Give back all of the data exactly as it stands, with the pictures removed.

# # #

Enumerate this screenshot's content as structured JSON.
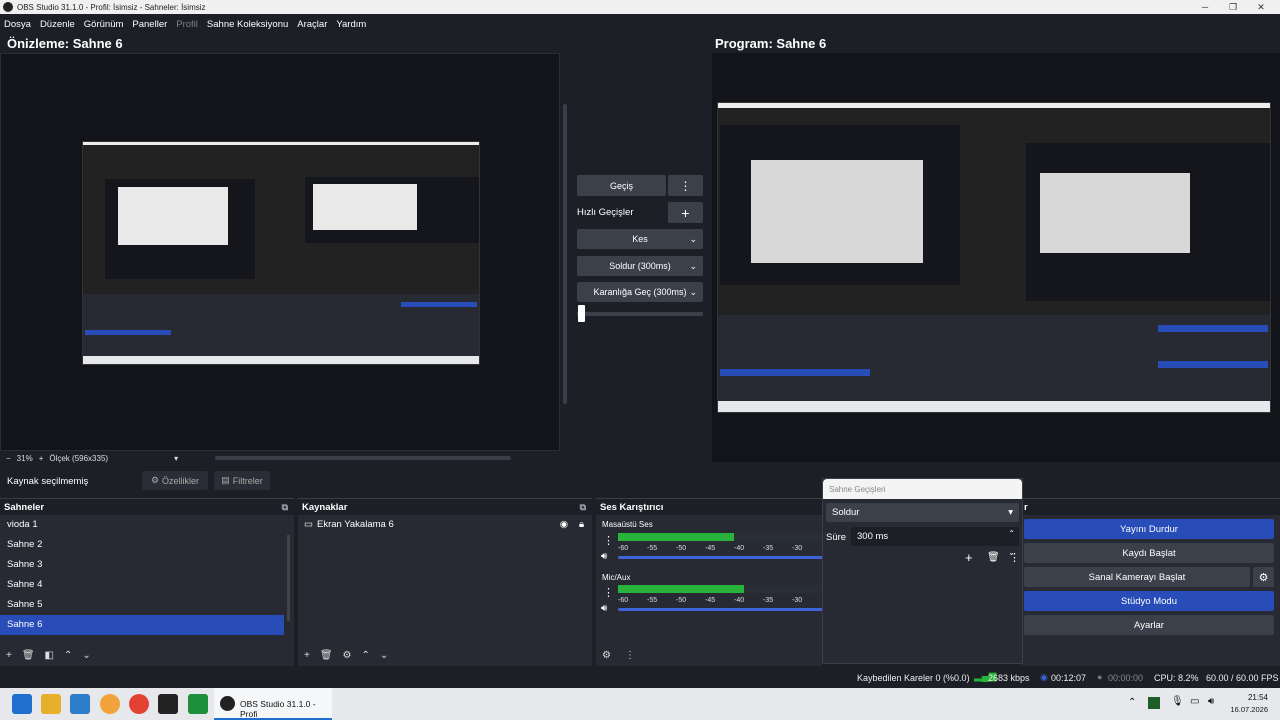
{
  "window": {
    "title": "OBS Studio 31.1.0 - Profil: İsimsiz - Sahneler: İsimsiz",
    "min": "─",
    "max": "❐",
    "close": "✕"
  },
  "menu": [
    "Dosya",
    "Düzenle",
    "Görünüm",
    "Paneller",
    "Profil",
    "Sahne Koleksiyonu",
    "Araçlar",
    "Yardım"
  ],
  "preview": {
    "title": "Önizleme: Sahne 6",
    "zoom": "31%",
    "scale": "Ölçek (596x335)",
    "minus": "−",
    "plus": "+"
  },
  "program": {
    "title": "Program: Sahne 6"
  },
  "transitions": {
    "transition_btn": "Geçiş",
    "quick_label": "Hızlı Geçişler",
    "quick_items": [
      "Kes",
      "Soldur (300ms)",
      "Karanlığa Geç (300ms)"
    ]
  },
  "source_bar": {
    "no_source": "Kaynak seçilmemiş",
    "properties": "Özellikler",
    "filters": "Filtreler"
  },
  "scenes": {
    "title": "Sahneler",
    "items": [
      "vioda 1",
      "Sahne 2",
      "Sahne 3",
      "Sahne 4",
      "Sahne 5",
      "Sahne 6"
    ],
    "selected": "Sahne 6"
  },
  "sources": {
    "title": "Kaynaklar",
    "items": [
      "Ekran Yakalama 6"
    ]
  },
  "mixer": {
    "title": "Ses Karıştırıcı",
    "channels": [
      {
        "name": "Masaüstü Ses",
        "level": 0.55
      },
      {
        "name": "Mic/Aux",
        "level": 0.6
      }
    ],
    "ticks": [
      "-60",
      "-55",
      "-50",
      "-45",
      "-40",
      "-35",
      "-30"
    ]
  },
  "scene_transitions": {
    "title": "Sahne Geçişleri",
    "selected": "Soldur",
    "duration_label": "Süre",
    "duration": "300 ms"
  },
  "controls": {
    "title_tail": "r",
    "stop_stream": "Yayını Durdur",
    "start_record": "Kaydı Başlat",
    "virtual_cam": "Sanal Kamerayı Başlat",
    "studio_mode": "Stüdyo Modu",
    "settings": "Ayarlar"
  },
  "status": {
    "dropped": "Kaybedilen Kareler 0 (%0.0)",
    "bitrate": "2683 kbps",
    "stream_time": "00:12:07",
    "rec_time": "00:00:00",
    "cpu": "CPU: 8.2%",
    "fps": "60.00 / 60.00 FPS"
  },
  "taskbar": {
    "app_label": "OBS Studio 31.1.0 - Profi",
    "time": "21:54",
    "date": "16.07.2026"
  },
  "colors": {
    "accent": "#284cb8",
    "bg": "#1d1f26",
    "panel": "#272a33",
    "button": "#3c404b",
    "meter_green": "#28b33b"
  }
}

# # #

* _Response below_:
Enumerate this screenshot's content as structured JSON.
{
  "window": {
    "title": "OBS Studio 31.1.0 - Profil: İsimsiz - Sahneler: İsimsiz",
    "min": "─",
    "max": "❐",
    "close": "✕"
  },
  "menu": [
    "Dosya",
    "Düzenle",
    "Görünüm",
    "Paneller",
    "Profil",
    "Sahne Koleksiyonu",
    "Araçlar",
    "Yardım"
  ],
  "preview": {
    "title": "Önizleme: Sahne 6",
    "zoom": "31%",
    "scale": "Ölçek (596x335)",
    "minus": "−",
    "plus": "+"
  },
  "program": {
    "title": "Program: Sahne 6"
  },
  "transitions": {
    "transition_btn": "Geçiş",
    "quick_label": "Hızlı Geçişler",
    "quick_items": [
      "Kes",
      "Soldur (300ms)",
      "Karanlığa Geç (300ms)"
    ]
  },
  "source_bar": {
    "no_source": "Kaynak seçilmemiş",
    "properties": "Özellikler",
    "filters": "Filtreler"
  },
  "scenes": {
    "title": "Sahneler",
    "items": [
      "vioda 1",
      "Sahne 2",
      "Sahne 3",
      "Sahne 4",
      "Sahne 5",
      "Sahne 6"
    ],
    "selected": "Sahne 6"
  },
  "sources": {
    "title": "Kaynaklar",
    "items": [
      "Ekran Yakalama 6"
    ]
  },
  "mixer": {
    "title": "Ses Karıştırıcı",
    "channels": [
      {
        "name": "Masaüstü Ses",
        "level": 0.55
      },
      {
        "name": "Mic/Aux",
        "level": 0.6
      }
    ],
    "ticks": [
      "-60",
      "-55",
      "-50",
      "-45",
      "-40",
      "-35",
      "-30"
    ]
  },
  "scene_transitions": {
    "title": "Sahne Geçişleri",
    "selected": "Soldur",
    "duration_label": "Süre",
    "duration": "300 ms"
  },
  "controls": {
    "title_tail": "r",
    "stop_stream": "Yayını Durdur",
    "start_record": "Kaydı Başlat",
    "virtual_cam": "Sanal Kamerayı Başlat",
    "studio_mode": "Stüdyo Modu",
    "settings": "Ayarlar"
  },
  "status": {
    "dropped": "Kaybedilen Kareler 0 (%0.0)",
    "bitrate": "2683 kbps",
    "stream_time": "00:12:07",
    "rec_time": "00:00:00",
    "cpu": "CPU: 8.2%",
    "fps": "60.00 / 60.00 FPS"
  },
  "taskbar": {
    "app_label": "OBS Studio 31.1.0 - Profi",
    "time": "21:54",
    "date": "16.07.2026"
  },
  "colors": {
    "accent": "#284cb8",
    "bg": "#1d1f26",
    "panel": "#272a33",
    "button": "#3c404b",
    "meter_green": "#28b33b"
  }
}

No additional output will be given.